See the news release below that speaks to the concerns we have at the organization where I work. Five states and five provinces and territories count on an open border.
US - Canada border restrictions must keep commerce flowing and recognize our critical integrated supply chains
The Pacific NorthWest Economic Region calls on both the United States and Canada governments to recognize the criticality of the US-Canada integrated supply chains, especially as it may relate to the urgency of the COVID-19 response.
Today’s announcement to close the US - Canada border to all travel except “essential travel and supply chains” could have cascading impacts, and we urge both countries to allow commerce and critical service personnel to continue to flow across our shared borders. The understanding of what is considered essential is complex and not often well-understood.

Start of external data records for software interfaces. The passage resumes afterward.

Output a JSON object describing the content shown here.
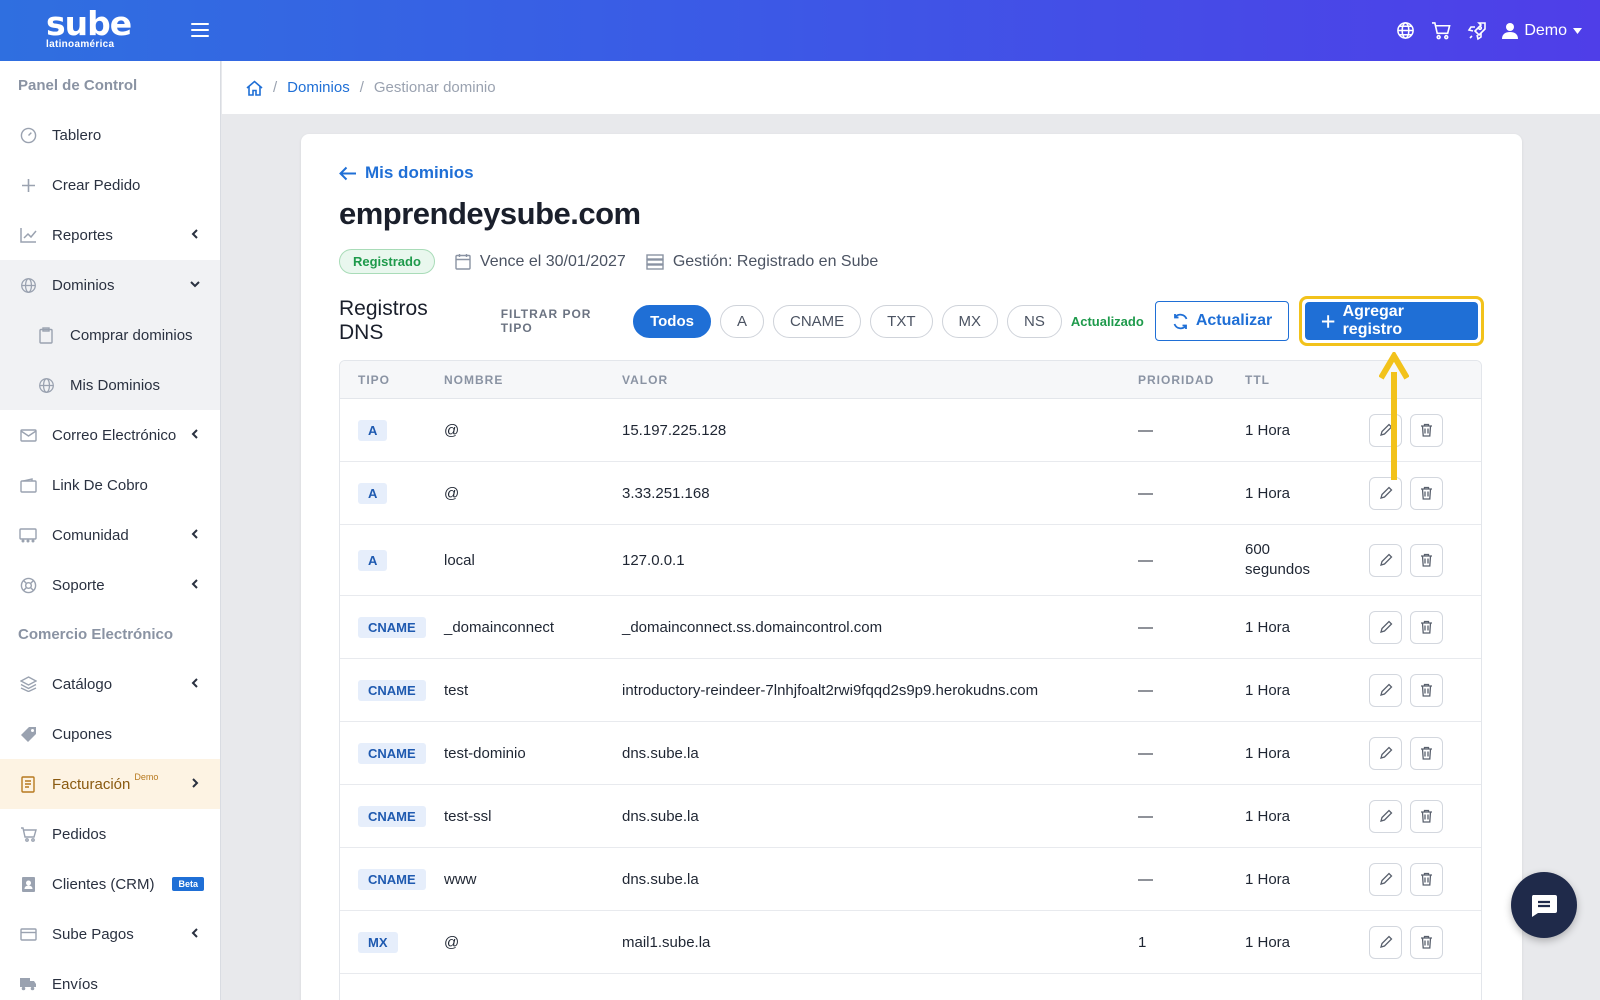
{
  "brand": {
    "logo_main": "sube",
    "logo_sub": "latinoamérica"
  },
  "topbar": {
    "user": "Demo",
    "icons": [
      "globe-icon",
      "cart-icon",
      "rocket-icon",
      "user-icon"
    ]
  },
  "sidebar": {
    "section1": "Panel de Control",
    "items": [
      {
        "label": "Tablero",
        "icon": "gauge-icon"
      },
      {
        "label": "Crear Pedido",
        "icon": "plus-icon"
      },
      {
        "label": "Reportes",
        "icon": "chart-icon"
      },
      {
        "label": "Dominios",
        "icon": "globe-icon"
      },
      {
        "label": "Comprar dominios",
        "icon": "clipboard-icon"
      },
      {
        "label": "Mis Dominios",
        "icon": "globe-icon"
      },
      {
        "label": "Correo Electrónico",
        "icon": "mail-icon"
      },
      {
        "label": "Link De Cobro",
        "icon": "wallet-icon"
      },
      {
        "label": "Comunidad",
        "icon": "community-icon"
      },
      {
        "label": "Soporte",
        "icon": "lifebuoy-icon"
      }
    ],
    "section2": "Comercio Electrónico",
    "items2": [
      {
        "label": "Catálogo",
        "icon": "layers-icon"
      },
      {
        "label": "Cupones",
        "icon": "tag-icon"
      },
      {
        "label": "Facturación",
        "icon": "invoice-icon",
        "sup": "Demo"
      },
      {
        "label": "Pedidos",
        "icon": "basket-icon"
      },
      {
        "label": "Clientes (CRM)",
        "icon": "contacts-icon",
        "badge": "Beta"
      },
      {
        "label": "Sube Pagos",
        "icon": "card-icon"
      },
      {
        "label": "Envíos",
        "icon": "truck-icon"
      }
    ]
  },
  "breadcrumb": {
    "level1": "Dominios",
    "level2": "Gestionar dominio"
  },
  "domain": {
    "back": "Mis dominios",
    "name": "emprendeysube.com",
    "status": "Registrado",
    "expires": "Vence el 30/01/2027",
    "management": "Gestión: Registrado en Sube"
  },
  "dns": {
    "title": "Registros DNS",
    "filter_label": "FILTRAR POR TIPO",
    "filters": [
      "Todos",
      "A",
      "CNAME",
      "TXT",
      "MX",
      "NS"
    ],
    "updated": "Actualizado",
    "refresh": "Actualizar",
    "add": "Agregar registro",
    "columns": [
      "TIPO",
      "NOMBRE",
      "VALOR",
      "PRIORIDAD",
      "TTL"
    ],
    "rows": [
      {
        "type": "A",
        "name": "@",
        "value": "15.197.225.128",
        "priority": "—",
        "ttl": "1 Hora"
      },
      {
        "type": "A",
        "name": "@",
        "value": "3.33.251.168",
        "priority": "—",
        "ttl": "1 Hora"
      },
      {
        "type": "A",
        "name": "local",
        "value": "127.0.0.1",
        "priority": "—",
        "ttl": "600",
        "ttl2": "segundos"
      },
      {
        "type": "CNAME",
        "name": "_domainconnect",
        "value": "_domainconnect.ss.domaincontrol.com",
        "priority": "—",
        "ttl": "1 Hora"
      },
      {
        "type": "CNAME",
        "name": "test",
        "value": "introductory-reindeer-7lnhjfoalt2rwi9fqqd2s9p9.herokudns.com",
        "priority": "—",
        "ttl": "1 Hora"
      },
      {
        "type": "CNAME",
        "name": "test-dominio",
        "value": "dns.sube.la",
        "priority": "—",
        "ttl": "1 Hora"
      },
      {
        "type": "CNAME",
        "name": "test-ssl",
        "value": "dns.sube.la",
        "priority": "—",
        "ttl": "1 Hora"
      },
      {
        "type": "CNAME",
        "name": "www",
        "value": "dns.sube.la",
        "priority": "—",
        "ttl": "1 Hora"
      },
      {
        "type": "MX",
        "name": "@",
        "value": "mail1.sube.la",
        "priority": "1",
        "ttl": "1 Hora"
      }
    ]
  },
  "colors": {
    "primary": "#1f6fd6",
    "highlight": "#f2c21b",
    "success": "#1e9a4b"
  }
}
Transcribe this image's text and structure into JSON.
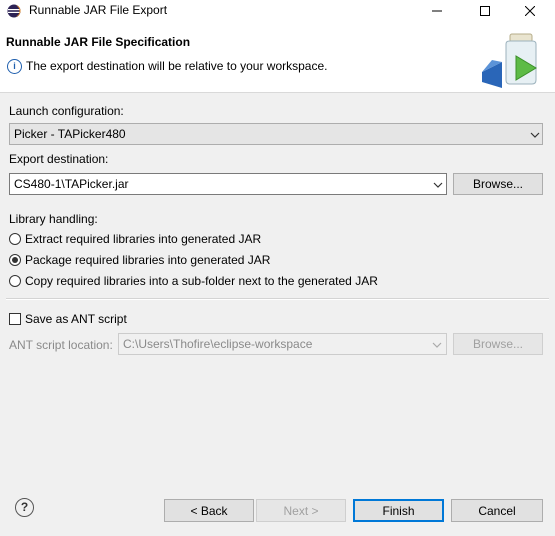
{
  "window": {
    "title": "Runnable JAR File Export"
  },
  "header": {
    "title": "Runnable JAR File Specification",
    "message": "The export destination will be relative to your workspace."
  },
  "launch": {
    "label": "Launch configuration:",
    "value": "Picker - TAPicker480"
  },
  "export": {
    "label": "Export destination:",
    "value": "CS480-1\\TAPicker.jar",
    "browse": "Browse..."
  },
  "library": {
    "label": "Library handling:",
    "options": [
      "Extract required libraries into generated JAR",
      "Package required libraries into generated JAR",
      "Copy required libraries into a sub-folder next to the generated JAR"
    ],
    "selected": 1
  },
  "ant": {
    "checkbox_label": "Save as ANT script",
    "checked": false,
    "location_label": "ANT script location:",
    "location_value": "C:\\Users\\Thofire\\eclipse-workspace",
    "browse": "Browse..."
  },
  "buttons": {
    "back": "< Back",
    "next": "Next >",
    "finish": "Finish",
    "cancel": "Cancel"
  },
  "colors": {
    "accent": "#0078d7",
    "info": "#1f5fae"
  }
}
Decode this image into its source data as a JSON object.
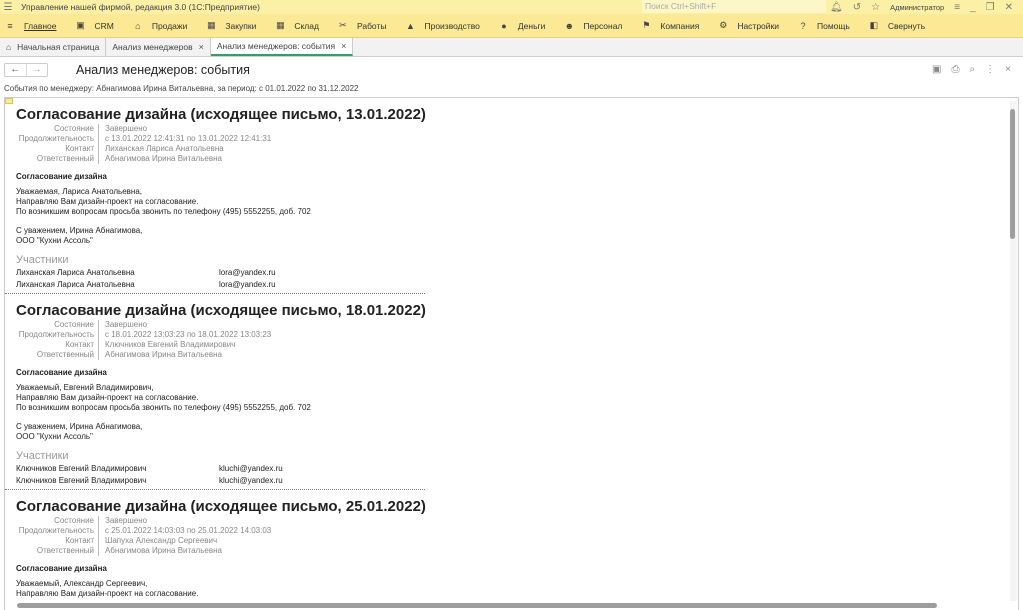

PNWER’s Center for Regional Disaster Resilience has examined regional cross-border interdependencies and has demonstrated that there are many goods and services that play a crucial role in keeping our critical infrastructures and services up and running. Critical infrastructures and service providers depend on suppliers and resources from both sides of the border, and we must continue to find ways to facilitate these linkages and allow the flow of commerce to continue.
Our work in analyzing regional cross-border infrastructure interdependencies has shown that criticality is a dynamic function in any emergency. Certain supplies or functions may not seem essential but may be absolutely necessary for our public health system to operate. We cannot expect our border agents to be able to determine what “essential goods or services” are. Disruptions in supply chains may have cascading impacts to both the US and Canadian critical services and economies and could cause many unintended consequences.
PNWER’s Center for Regional Disaster Resilience has focused on critical infrastructure interdependencies since 2001 and has conducted numerous exercises focused on pandemic scenarios. The Center released a comprehensive, 185-page report focused on pandemic preparedness with specific recommendations for both government and businesses as well as a detailed pandemic exercise report with lessons learned. These reports and other related resources can be found online at https://www.
"PNWER has worked to develop cross-border trade, commerce, and build trusting relationships for 30 years,” said Montana Senator Mike Cuffe, President of the Pacific NorthWest Economic Region or PNWER, "and we will continue to work with both border agencies to ensure that important trade and commerce continues to flow across the US - Canada border, as well as necessary and important supplies and services to address the pandemic. We have also submitted the recommendations of PNWER’s Center for Regional Disaster Resilience to the White House last week, with specific recommendations for pandemic response.”
Matt Morrison, Executive Director of PNWER said, “We have spent 20 years examining the interdependencies of critical infrastructure and pandemic response plans. What we must prevent is any border agent making a decision on what is and what is not ‘essential.’ As both governments consider closing the border, it is of extreme importance to allow commerce to flow during this crisis.”
The Pacific NorthWest Economic Region (PNWER) is a public/private non-profit organization created by statute in 1991. Member jurisdictions include Alaska, Idaho, Oregon, Montana and Washington, and the Canadian provinces and territories of British Columbia, Alberta, Saskatchewan, the Northwest Territories and Yukon. PNWER's mission is to increase the economic well-being and quality of life for all citizens of the region; identify and promote "models of success; and serve as a conduit to exchange information.